Goal of the exercise: Copy out, from the entries below, each line holding the string "label".

Element data from apps and pages
────────────────────
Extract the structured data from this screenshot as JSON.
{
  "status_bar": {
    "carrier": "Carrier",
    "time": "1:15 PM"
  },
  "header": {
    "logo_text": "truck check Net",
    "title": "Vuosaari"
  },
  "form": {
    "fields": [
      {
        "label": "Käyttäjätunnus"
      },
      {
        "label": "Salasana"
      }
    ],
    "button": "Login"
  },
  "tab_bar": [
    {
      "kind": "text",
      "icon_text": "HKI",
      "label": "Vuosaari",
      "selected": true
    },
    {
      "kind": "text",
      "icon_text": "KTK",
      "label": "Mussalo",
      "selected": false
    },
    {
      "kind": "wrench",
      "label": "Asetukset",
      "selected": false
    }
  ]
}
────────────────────
Answer to the exercise:
        "label": "Käyttäjätunnus"
        "label": "Salasana"
      "label": "Vuosaari",
      "label": "Mussalo",
      "label": "Asetukset",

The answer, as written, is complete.